“So in our second year, we are going to be more deeply investigating what kinds of trade-offs we can make to achieve privacy or anonymity while at the same time being compliant with laws.”
The researchers have examined existing technologies and have not identified any that would be suitable for their task. The mandate that the DCI has from the Fed is to build a new technology from scratch:
“We don’t believe that any of the existing platforms that we’ve seen have been designed specifically for a CBDC use case. And we’re not sure whether they can fulfill the requirements of a CBDC use case. It might be that the existing platforms can, but our mandate is to start from scratch and to design what we think would be a CBDC-first design.”
At this point, Nurala was not willing to share whether the backbone of this new technology was going to be blockchain or not. She said, “we’re going to be creating a design that pulls from best practices in distributed and cryptographic systems broadly.
The DCI has examined Facebook’s Libra and, although its technology is interesting, Narula does not believe that central banks would be willing to use a technology that was built by a private sector company and over which they do not have full control.
According to Narula, though the DCI employs cryptographers, it may seek outside help in the future.

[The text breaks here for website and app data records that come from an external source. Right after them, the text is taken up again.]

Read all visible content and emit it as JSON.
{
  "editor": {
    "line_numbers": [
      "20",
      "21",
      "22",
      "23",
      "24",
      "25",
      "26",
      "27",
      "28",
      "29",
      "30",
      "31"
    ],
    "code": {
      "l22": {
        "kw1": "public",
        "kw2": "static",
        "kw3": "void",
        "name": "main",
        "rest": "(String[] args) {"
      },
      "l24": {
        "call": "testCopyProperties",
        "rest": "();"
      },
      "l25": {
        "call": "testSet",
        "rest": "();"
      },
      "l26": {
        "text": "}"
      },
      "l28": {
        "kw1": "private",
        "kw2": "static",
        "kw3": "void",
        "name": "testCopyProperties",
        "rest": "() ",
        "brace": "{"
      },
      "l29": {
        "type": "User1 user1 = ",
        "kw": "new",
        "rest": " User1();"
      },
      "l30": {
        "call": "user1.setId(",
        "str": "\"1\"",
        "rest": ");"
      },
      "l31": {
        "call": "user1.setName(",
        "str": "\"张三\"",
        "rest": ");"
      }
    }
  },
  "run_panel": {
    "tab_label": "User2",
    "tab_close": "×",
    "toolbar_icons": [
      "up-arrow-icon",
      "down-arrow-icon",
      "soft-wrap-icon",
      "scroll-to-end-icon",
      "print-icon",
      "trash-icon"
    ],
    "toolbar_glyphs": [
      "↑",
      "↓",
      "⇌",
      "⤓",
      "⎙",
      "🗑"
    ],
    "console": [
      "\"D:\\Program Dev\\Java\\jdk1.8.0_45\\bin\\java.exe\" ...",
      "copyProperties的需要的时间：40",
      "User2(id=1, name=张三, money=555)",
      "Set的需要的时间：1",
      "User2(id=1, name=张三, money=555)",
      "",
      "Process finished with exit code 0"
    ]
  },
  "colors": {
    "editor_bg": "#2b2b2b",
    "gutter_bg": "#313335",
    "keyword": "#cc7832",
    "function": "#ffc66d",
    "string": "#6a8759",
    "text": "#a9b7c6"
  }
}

Narula said that all research and code generated by the DCI throughout the project will be made available to the public in future.
We do not know if this is the only digital currency project led by the U.S. government that is focused on building this technology, but if that is the case, the U.S. would seem to be lagging far behind China in the digital currency race. It is therefore unlikely that the government will be able to adapt anything that comes from this project before 2024 or 2025 at earliest.